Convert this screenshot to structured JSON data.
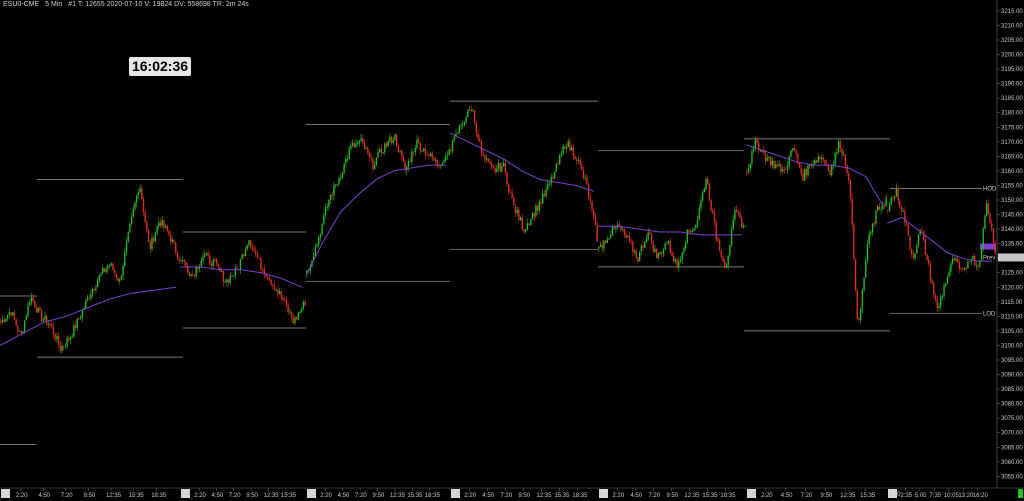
{
  "header": {
    "symbol": "ESU0-CME",
    "interval": "5 Min",
    "stats": "#1 T: 12655 2020-07-10 V: 19824 DV: 558698 TR: 2m 24s"
  },
  "clock": "16:02:36",
  "colors": {
    "background": "#000000",
    "up_candle": "#22c020",
    "down_candle": "#e03020",
    "vwap": "#7a3fd0",
    "level_line": "#9a9a9a",
    "current_price_marker": "#7a3fd0",
    "prev_close_marker": "#c8c8c8"
  },
  "chart_data": {
    "type": "candlestick",
    "title": "",
    "ylim": [
      3050,
      3220
    ],
    "y_ticks": [
      "3215.00",
      "3210.00",
      "3205.00",
      "3200.00",
      "3195.00",
      "3190.00",
      "3185.00",
      "3180.00",
      "3175.00",
      "3170.00",
      "3165.00",
      "3160.00",
      "3155.00",
      "3150.00",
      "3145.00",
      "3140.00",
      "3135.00",
      "3130.00",
      "3125.00",
      "3120.00",
      "3115.00",
      "3110.00",
      "3105.00",
      "3100.00",
      "3095.00",
      "3090.00",
      "3085.00",
      "3080.00",
      "3075.00",
      "3070.00",
      "3065.00",
      "3060.00",
      "3055.00"
    ],
    "sessions": [
      {
        "date_label": "7-3",
        "ticks": [
          "2:20",
          "4:50",
          "7:20",
          "9:50",
          "12:35",
          "15:35",
          "18:35"
        ],
        "path": [
          3108,
          3112,
          3103,
          3117,
          3110,
          3107,
          3099,
          3103,
          3110,
          3118,
          3124,
          3128,
          3122,
          3140,
          3156,
          3133,
          3143,
          3138,
          3130
        ],
        "vwap": [
          3100,
          3104,
          3108,
          3110,
          3113,
          3116,
          3118,
          3119,
          3120
        ]
      },
      {
        "date_label": "7-6",
        "ticks": [
          "2:20",
          "4:50",
          "7:20",
          "9:50",
          "12:35",
          "15:35"
        ],
        "path": [
          3130,
          3124,
          3131,
          3128,
          3122,
          3126,
          3137,
          3128,
          3122,
          3116,
          3108,
          3115
        ],
        "vwap": [
          3127,
          3127,
          3126,
          3126,
          3125,
          3123,
          3120
        ]
      },
      {
        "date_label": "7-7",
        "ticks": [
          "2:20",
          "4:50",
          "7:20",
          "9:50",
          "12:35",
          "15:35",
          "18:35"
        ],
        "path": [
          3125,
          3136,
          3150,
          3158,
          3168,
          3170,
          3162,
          3168,
          3172,
          3160,
          3170,
          3166,
          3162,
          3167
        ],
        "vwap": [
          3124,
          3136,
          3146,
          3152,
          3157,
          3160,
          3161,
          3162,
          3162
        ]
      },
      {
        "date_label": "7-8",
        "ticks": [
          "2:20",
          "4:50",
          "7:20",
          "9:50",
          "12:35",
          "15:35",
          "18:35"
        ],
        "path": [
          3168,
          3176,
          3182,
          3165,
          3160,
          3162,
          3148,
          3140,
          3146,
          3152,
          3160,
          3170,
          3165,
          3155,
          3137
        ],
        "vwap": [
          3173,
          3170,
          3167,
          3164,
          3160,
          3157,
          3156,
          3155,
          3153
        ]
      },
      {
        "date_label": "7-9",
        "ticks": [
          "2:20",
          "4:50",
          "7:20",
          "9:50",
          "12:35",
          "15:35",
          "18:35"
        ],
        "path": [
          3133,
          3138,
          3141,
          3136,
          3130,
          3139,
          3130,
          3136,
          3127,
          3138,
          3142,
          3158,
          3138,
          3127,
          3146,
          3140
        ],
        "vwap": [
          3141,
          3141,
          3140,
          3139,
          3139,
          3138,
          3138,
          3138
        ]
      },
      {
        "date_label": "7-9",
        "ticks": [
          "2:20",
          "4:50",
          "7:20",
          "9:50",
          "12:35",
          "15:35"
        ],
        "path": [
          3160,
          3170,
          3165,
          3162,
          3160,
          3168,
          3158,
          3163,
          3165,
          3160,
          3170,
          3158,
          3105,
          3135,
          3146,
          3150
        ],
        "vwap": [
          3169,
          3167,
          3165,
          3163,
          3162,
          3162,
          3161,
          3158,
          3148
        ]
      },
      {
        "date_label": "7-10",
        "ticks": [
          "2:35",
          "5:05",
          "7:35",
          "10:05",
          "13:20",
          "16:20"
        ],
        "path": [
          3148,
          3153,
          3144,
          3130,
          3140,
          3126,
          3112,
          3122,
          3130,
          3124,
          3131,
          3127,
          3149,
          3133
        ],
        "vwap": [
          3142,
          3144,
          3140,
          3136,
          3132,
          3130,
          3129,
          3129
        ]
      }
    ],
    "levels": [
      {
        "price": 3117,
        "label": ""
      },
      {
        "price": 3066,
        "label": ""
      },
      {
        "price": 3157,
        "label": ""
      },
      {
        "price": 3096,
        "label": ""
      },
      {
        "price": 3139,
        "label": ""
      },
      {
        "price": 3106,
        "label": ""
      },
      {
        "price": 3176,
        "label": ""
      },
      {
        "price": 3122,
        "label": ""
      },
      {
        "price": 3184,
        "label": ""
      },
      {
        "price": 3133,
        "label": ""
      },
      {
        "price": 3167,
        "label": ""
      },
      {
        "price": 3127,
        "label": ""
      },
      {
        "price": 3171,
        "label": ""
      },
      {
        "price": 3105,
        "label": ""
      },
      {
        "price": 3154,
        "label": "HOD"
      },
      {
        "price": 3111,
        "label": "LOD"
      }
    ],
    "current_price": {
      "value": 3134,
      "label": ""
    },
    "prev_close": {
      "value": 3130.25,
      "label": "3130.25",
      "tag": "Prev"
    }
  }
}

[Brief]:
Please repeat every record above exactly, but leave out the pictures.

[Answer section]:
Convert this screenshot to structured JSON data.
{
  "header": {
    "symbol": "ESU0-CME",
    "interval": "5 Min",
    "stats": "#1 T: 12655 2020-07-10 V: 19824 DV: 558698 TR: 2m 24s"
  },
  "clock": "16:02:36",
  "colors": {
    "background": "#000000",
    "up_candle": "#22c020",
    "down_candle": "#e03020",
    "vwap": "#7a3fd0",
    "level_line": "#9a9a9a",
    "current_price_marker": "#7a3fd0",
    "prev_close_marker": "#c8c8c8"
  },
  "chart_data": {
    "type": "candlestick",
    "title": "",
    "ylim": [
      3050,
      3220
    ],
    "y_ticks": [
      "3215.00",
      "3210.00",
      "3205.00",
      "3200.00",
      "3195.00",
      "3190.00",
      "3185.00",
      "3180.00",
      "3175.00",
      "3170.00",
      "3165.00",
      "3160.00",
      "3155.00",
      "3150.00",
      "3145.00",
      "3140.00",
      "3135.00",
      "3130.00",
      "3125.00",
      "3120.00",
      "3115.00",
      "3110.00",
      "3105.00",
      "3100.00",
      "3095.00",
      "3090.00",
      "3085.00",
      "3080.00",
      "3075.00",
      "3070.00",
      "3065.00",
      "3060.00",
      "3055.00"
    ],
    "sessions": [
      {
        "date_label": "7-3",
        "ticks": [
          "2:20",
          "4:50",
          "7:20",
          "9:50",
          "12:35",
          "15:35",
          "18:35"
        ],
        "path": [
          3108,
          3112,
          3103,
          3117,
          3110,
          3107,
          3099,
          3103,
          3110,
          3118,
          3124,
          3128,
          3122,
          3140,
          3156,
          3133,
          3143,
          3138,
          3130
        ],
        "vwap": [
          3100,
          3104,
          3108,
          3110,
          3113,
          3116,
          3118,
          3119,
          3120
        ]
      },
      {
        "date_label": "7-6",
        "ticks": [
          "2:20",
          "4:50",
          "7:20",
          "9:50",
          "12:35",
          "15:35"
        ],
        "path": [
          3130,
          3124,
          3131,
          3128,
          3122,
          3126,
          3137,
          3128,
          3122,
          3116,
          3108,
          3115
        ],
        "vwap": [
          3127,
          3127,
          3126,
          3126,
          3125,
          3123,
          3120
        ]
      },
      {
        "date_label": "7-7",
        "ticks": [
          "2:20",
          "4:50",
          "7:20",
          "9:50",
          "12:35",
          "15:35",
          "18:35"
        ],
        "path": [
          3125,
          3136,
          3150,
          3158,
          3168,
          3170,
          3162,
          3168,
          3172,
          3160,
          3170,
          3166,
          3162,
          3167
        ],
        "vwap": [
          3124,
          3136,
          3146,
          3152,
          3157,
          3160,
          3161,
          3162,
          3162
        ]
      },
      {
        "date_label": "7-8",
        "ticks": [
          "2:20",
          "4:50",
          "7:20",
          "9:50",
          "12:35",
          "15:35",
          "18:35"
        ],
        "path": [
          3168,
          3176,
          3182,
          3165,
          3160,
          3162,
          3148,
          3140,
          3146,
          3152,
          3160,
          3170,
          3165,
          3155,
          3137
        ],
        "vwap": [
          3173,
          3170,
          3167,
          3164,
          3160,
          3157,
          3156,
          3155,
          3153
        ]
      },
      {
        "date_label": "7-9",
        "ticks": [
          "2:20",
          "4:50",
          "7:20",
          "9:50",
          "12:35",
          "15:35",
          "18:35"
        ],
        "path": [
          3133,
          3138,
          3141,
          3136,
          3130,
          3139,
          3130,
          3136,
          3127,
          3138,
          3142,
          3158,
          3138,
          3127,
          3146,
          3140
        ],
        "vwap": [
          3141,
          3141,
          3140,
          3139,
          3139,
          3138,
          3138,
          3138
        ]
      },
      {
        "date_label": "7-9",
        "ticks": [
          "2:20",
          "4:50",
          "7:20",
          "9:50",
          "12:35",
          "15:35"
        ],
        "path": [
          3160,
          3170,
          3165,
          3162,
          3160,
          3168,
          3158,
          3163,
          3165,
          3160,
          3170,
          3158,
          3105,
          3135,
          3146,
          3150
        ],
        "vwap": [
          3169,
          3167,
          3165,
          3163,
          3162,
          3162,
          3161,
          3158,
          3148
        ]
      },
      {
        "date_label": "7-10",
        "ticks": [
          "2:35",
          "5:05",
          "7:35",
          "10:05",
          "13:20",
          "16:20"
        ],
        "path": [
          3148,
          3153,
          3144,
          3130,
          3140,
          3126,
          3112,
          3122,
          3130,
          3124,
          3131,
          3127,
          3149,
          3133
        ],
        "vwap": [
          3142,
          3144,
          3140,
          3136,
          3132,
          3130,
          3129,
          3129
        ]
      }
    ],
    "levels": [
      {
        "price": 3117,
        "label": ""
      },
      {
        "price": 3066,
        "label": ""
      },
      {
        "price": 3157,
        "label": ""
      },
      {
        "price": 3096,
        "label": ""
      },
      {
        "price": 3139,
        "label": ""
      },
      {
        "price": 3106,
        "label": ""
      },
      {
        "price": 3176,
        "label": ""
      },
      {
        "price": 3122,
        "label": ""
      },
      {
        "price": 3184,
        "label": ""
      },
      {
        "price": 3133,
        "label": ""
      },
      {
        "price": 3167,
        "label": ""
      },
      {
        "price": 3127,
        "label": ""
      },
      {
        "price": 3171,
        "label": ""
      },
      {
        "price": 3105,
        "label": ""
      },
      {
        "price": 3154,
        "label": "HOD"
      },
      {
        "price": 3111,
        "label": "LOD"
      }
    ],
    "current_price": {
      "value": 3134,
      "label": ""
    },
    "prev_close": {
      "value": 3130.25,
      "label": "3130.25",
      "tag": "Prev"
    }
  }
}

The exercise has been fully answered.